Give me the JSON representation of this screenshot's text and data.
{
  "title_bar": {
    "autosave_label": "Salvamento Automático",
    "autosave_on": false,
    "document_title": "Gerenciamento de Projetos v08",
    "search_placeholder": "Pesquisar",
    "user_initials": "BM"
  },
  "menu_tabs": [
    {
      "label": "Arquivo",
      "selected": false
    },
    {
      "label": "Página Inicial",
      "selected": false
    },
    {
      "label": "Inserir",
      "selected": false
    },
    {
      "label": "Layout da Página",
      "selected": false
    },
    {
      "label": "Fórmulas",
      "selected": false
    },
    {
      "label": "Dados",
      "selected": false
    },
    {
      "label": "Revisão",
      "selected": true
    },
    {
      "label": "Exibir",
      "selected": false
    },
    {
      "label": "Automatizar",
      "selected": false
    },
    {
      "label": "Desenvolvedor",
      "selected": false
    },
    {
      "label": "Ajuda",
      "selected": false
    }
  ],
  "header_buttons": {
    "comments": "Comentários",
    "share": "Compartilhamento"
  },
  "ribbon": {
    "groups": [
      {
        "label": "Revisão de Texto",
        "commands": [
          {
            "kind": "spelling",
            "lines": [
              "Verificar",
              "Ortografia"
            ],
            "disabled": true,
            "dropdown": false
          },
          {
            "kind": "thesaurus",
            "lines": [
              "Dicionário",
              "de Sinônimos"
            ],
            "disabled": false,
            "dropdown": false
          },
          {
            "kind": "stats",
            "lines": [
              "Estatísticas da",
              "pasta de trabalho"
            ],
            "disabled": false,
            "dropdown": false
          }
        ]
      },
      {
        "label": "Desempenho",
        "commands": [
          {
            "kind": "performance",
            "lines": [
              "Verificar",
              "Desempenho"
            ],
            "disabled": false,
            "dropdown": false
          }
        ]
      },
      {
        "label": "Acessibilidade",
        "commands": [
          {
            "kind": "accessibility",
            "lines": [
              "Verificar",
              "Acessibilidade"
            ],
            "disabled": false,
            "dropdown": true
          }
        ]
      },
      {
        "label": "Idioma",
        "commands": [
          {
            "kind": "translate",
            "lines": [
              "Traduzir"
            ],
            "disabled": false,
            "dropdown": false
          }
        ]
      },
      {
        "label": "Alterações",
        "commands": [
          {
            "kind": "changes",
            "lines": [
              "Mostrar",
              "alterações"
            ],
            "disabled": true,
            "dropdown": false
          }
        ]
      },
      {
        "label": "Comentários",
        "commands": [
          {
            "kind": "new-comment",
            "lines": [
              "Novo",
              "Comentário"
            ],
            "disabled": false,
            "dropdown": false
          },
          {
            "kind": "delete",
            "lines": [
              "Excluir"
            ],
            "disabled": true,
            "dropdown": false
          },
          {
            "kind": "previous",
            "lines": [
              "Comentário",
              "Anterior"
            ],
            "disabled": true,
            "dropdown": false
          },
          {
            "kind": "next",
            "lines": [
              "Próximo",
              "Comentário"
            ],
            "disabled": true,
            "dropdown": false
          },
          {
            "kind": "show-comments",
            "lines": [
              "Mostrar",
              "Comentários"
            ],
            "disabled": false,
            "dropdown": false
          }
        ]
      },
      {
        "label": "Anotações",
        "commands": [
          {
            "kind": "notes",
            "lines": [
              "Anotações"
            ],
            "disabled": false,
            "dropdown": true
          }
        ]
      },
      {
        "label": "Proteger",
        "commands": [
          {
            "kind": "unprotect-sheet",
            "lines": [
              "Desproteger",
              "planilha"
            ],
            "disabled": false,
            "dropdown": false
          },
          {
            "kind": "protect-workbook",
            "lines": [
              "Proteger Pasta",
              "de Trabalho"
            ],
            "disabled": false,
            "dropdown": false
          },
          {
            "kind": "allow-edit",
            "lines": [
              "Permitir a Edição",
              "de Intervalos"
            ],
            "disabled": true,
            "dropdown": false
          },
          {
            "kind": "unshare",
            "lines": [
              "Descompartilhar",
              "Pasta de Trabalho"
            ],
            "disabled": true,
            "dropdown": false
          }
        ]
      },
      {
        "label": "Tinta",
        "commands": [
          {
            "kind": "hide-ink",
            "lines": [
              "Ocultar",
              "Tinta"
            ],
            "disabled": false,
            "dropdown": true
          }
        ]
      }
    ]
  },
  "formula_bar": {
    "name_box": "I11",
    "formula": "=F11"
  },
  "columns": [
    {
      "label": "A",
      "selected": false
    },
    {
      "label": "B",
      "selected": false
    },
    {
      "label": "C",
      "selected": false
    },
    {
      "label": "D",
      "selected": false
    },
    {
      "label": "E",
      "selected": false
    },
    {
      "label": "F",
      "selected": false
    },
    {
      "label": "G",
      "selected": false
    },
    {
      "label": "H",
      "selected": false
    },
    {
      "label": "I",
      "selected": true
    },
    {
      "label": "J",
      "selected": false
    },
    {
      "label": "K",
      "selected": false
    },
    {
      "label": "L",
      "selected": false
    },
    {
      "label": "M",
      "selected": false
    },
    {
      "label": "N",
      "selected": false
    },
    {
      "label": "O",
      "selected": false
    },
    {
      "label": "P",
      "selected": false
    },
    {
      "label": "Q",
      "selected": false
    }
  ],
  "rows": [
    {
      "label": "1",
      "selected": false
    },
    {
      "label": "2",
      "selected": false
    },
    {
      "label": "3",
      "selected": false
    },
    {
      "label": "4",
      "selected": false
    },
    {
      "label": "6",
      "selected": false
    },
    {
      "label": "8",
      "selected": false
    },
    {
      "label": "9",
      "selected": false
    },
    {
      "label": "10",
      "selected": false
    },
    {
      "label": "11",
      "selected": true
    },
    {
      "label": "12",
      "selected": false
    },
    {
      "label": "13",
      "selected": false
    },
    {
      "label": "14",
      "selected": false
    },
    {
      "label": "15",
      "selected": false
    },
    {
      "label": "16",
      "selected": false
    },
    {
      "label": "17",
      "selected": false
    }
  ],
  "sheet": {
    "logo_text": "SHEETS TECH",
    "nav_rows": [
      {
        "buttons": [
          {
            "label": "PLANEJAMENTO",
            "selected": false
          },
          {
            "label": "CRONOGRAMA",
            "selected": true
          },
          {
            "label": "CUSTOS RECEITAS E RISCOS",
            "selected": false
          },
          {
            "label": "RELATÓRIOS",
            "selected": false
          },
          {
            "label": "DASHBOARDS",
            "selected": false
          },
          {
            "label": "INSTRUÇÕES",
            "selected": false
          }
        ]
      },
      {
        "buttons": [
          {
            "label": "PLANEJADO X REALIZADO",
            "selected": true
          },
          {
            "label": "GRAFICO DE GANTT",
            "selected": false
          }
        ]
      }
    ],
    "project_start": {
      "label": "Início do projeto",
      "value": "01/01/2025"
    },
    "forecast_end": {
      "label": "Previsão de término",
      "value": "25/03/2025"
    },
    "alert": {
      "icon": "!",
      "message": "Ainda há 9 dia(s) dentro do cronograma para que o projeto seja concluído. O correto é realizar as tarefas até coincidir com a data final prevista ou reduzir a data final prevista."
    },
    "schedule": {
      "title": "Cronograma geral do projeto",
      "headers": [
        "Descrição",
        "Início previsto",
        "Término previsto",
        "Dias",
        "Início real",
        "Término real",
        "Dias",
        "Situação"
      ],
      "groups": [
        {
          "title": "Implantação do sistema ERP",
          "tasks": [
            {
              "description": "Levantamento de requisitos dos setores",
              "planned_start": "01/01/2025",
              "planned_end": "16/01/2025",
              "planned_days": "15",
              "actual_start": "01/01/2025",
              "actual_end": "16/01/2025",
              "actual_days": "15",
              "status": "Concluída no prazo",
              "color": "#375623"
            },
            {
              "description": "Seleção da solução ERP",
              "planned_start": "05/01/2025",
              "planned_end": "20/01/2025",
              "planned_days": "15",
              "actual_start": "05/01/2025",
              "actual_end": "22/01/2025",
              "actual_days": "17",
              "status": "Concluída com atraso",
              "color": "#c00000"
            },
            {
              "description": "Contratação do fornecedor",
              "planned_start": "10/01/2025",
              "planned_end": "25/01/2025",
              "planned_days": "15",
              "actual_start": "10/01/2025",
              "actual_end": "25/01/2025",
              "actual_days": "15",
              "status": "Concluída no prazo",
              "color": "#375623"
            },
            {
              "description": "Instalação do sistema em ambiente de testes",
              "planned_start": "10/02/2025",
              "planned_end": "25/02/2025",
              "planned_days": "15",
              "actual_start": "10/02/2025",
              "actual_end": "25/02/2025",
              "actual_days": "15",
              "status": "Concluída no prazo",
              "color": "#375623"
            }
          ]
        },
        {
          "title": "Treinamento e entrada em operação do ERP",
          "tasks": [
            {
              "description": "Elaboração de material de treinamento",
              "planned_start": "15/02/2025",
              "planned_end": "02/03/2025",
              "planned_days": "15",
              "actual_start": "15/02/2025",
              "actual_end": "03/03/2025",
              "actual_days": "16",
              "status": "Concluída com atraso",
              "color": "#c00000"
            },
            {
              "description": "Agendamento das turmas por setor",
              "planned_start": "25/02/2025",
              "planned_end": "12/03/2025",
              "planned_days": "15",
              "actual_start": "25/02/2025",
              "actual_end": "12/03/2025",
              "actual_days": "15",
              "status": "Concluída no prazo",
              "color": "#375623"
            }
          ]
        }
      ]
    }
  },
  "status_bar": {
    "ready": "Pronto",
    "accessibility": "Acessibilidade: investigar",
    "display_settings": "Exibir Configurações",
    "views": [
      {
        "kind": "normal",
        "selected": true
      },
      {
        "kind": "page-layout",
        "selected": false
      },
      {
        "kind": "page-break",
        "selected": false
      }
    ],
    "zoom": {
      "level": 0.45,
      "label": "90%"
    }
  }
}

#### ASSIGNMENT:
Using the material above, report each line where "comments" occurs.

#### RESPONSE:
    "comments": "Comentários",
            "kind": "show-comments",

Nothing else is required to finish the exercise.